Margi Hoffmann

    I cried in yoga on Saturday morning. There I was, head resting on my hands in child’s pose, as our teacher read to us. “What if you are right where you need to be?  What if you are divine? What if every atom that makes up your body is perfect? What if you are right exactly, here and now, just where you need to be.” As I listened to her voice the tears started to flow. 
    A little over two years ago, my husband and I decided that we were ready to have a baby. After years and years of trying not to have a baby, we made jokes about pulling the goalie and expected child to drop into our now-willing hands. I bought books and actually read them. I changed my diet (a little). I had to sit on my hands to not buy baby clothes because we weren't actually pregnant yet, but I started to see little, mini Vans and jumpers just waiting to fly off the shelves. I would walk along, wistful and dreaming. I could see his or her tiny little fingers curled around my pointer finger as we sat on the couch together to stare lovingly into each other's eyes. 
    We got pregnant on our second try.  My husband counseled me to be patient, to intelligently wait until after the first trimester to start telling anyone, ever my loving protector. Our protector. The same day that my sister, who was also pregnant at the time, and I took our in utero babies to their first national park together, I started to bleed. At first I wasn't worried because I had bled before. But then the pain of passing a beating heart out through my body hit me. All I could do was breathe through the contractions, curl in on myself, my husband’s gentle and loving hand on my back, and sob. Just thinking about it makes my lower lip quiver. I saw the vision of a little girl, all blond curls and deep blue eyes, and I told her, “I will hold your hand as you leave my body. I am here for you.  Everything is going to be ok. You will always be with us no matter what.” It became a mantra as I felt the excruciating physical and emotional process of letting go. I will hold your hand as you leave my body.  I am here for you. Everything is going to be ok. You will always be with us no matter what. I could feel my nails return to their pre-pregnancy flimsiness. My gut went away. The estrogen returned. Day 1 of my cycle. I will hold your hand as you leave my body. For the first time in my life all I wanted was to get my gut back.
    The doctor confirmed what the ultrasound tech had already told me. There was no little beating heart in my womb. “Don't worry,” she said. “Your body knows how to get pregnant. I am sure that I'll see you back here in three months or so. Please take good care of yourself.” Friends would repeat this to me, too. I really wanted to believe them but I was terrified. I built up a wall around me in an effort to protect myself. Yes, I really want a baby. And, I need to prepare for what life will look life if that isn't in the cards for me. Who will I be without the experience of those little fingers curling around mine, those nights around a campfire without my too-smart teenager to call me on my bullshit. What would I birth? Who would call me mother?

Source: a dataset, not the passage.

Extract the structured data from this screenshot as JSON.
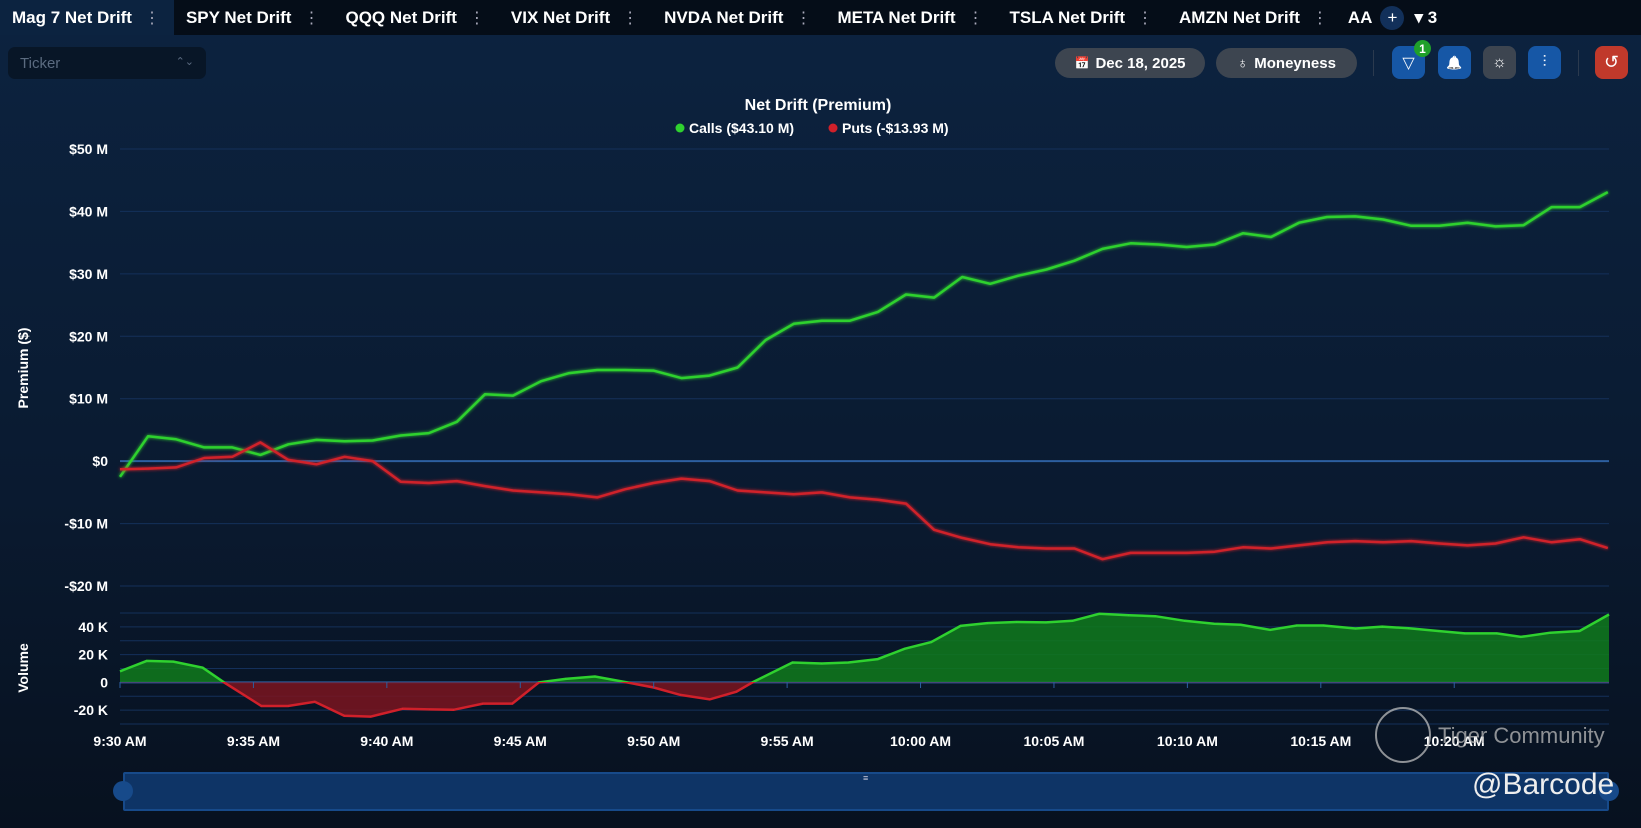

    Next month, my husband and I will start IUI. The tears that flowed from my eyes on Saturday, dropping onto my mat, were tears of grief. Grief for the need to say goodbye to an old self who thought that if I just tried harder, or was more, that I could change things around to be exactly as I want them to be. Grief for the child who passed through me that day and who is forever laid to rest peacefully in the center of my heart. Grief for facing that which needed to die. Yet in that grief, the tears that flowed from my eyes were straight from the gut of radical acceptance. Radical acceptance for where I am, for who I am, for the fact that no matter what I am divine. Radical acceptance for the fact that in this life I am sometimes terrified that I don't know where to go, that there is nothing I can physically do to change the situation. For the fact that, given this, I rise. Yes. I rise. I am woman. I am warrior. I have been here before. My body knows what to do. 
    In the last moments of class, as I surrendered on the floor, a song piped through the speakers. “You can dance in a hurricane. But only if you are standing in the eye.” As the storm ripped through my body, as the rain of tears fell, as the wanting winds rage, I knew – I felt – that I was right where I needed to be simply because I was there. This is the eye of my storm. What is yours?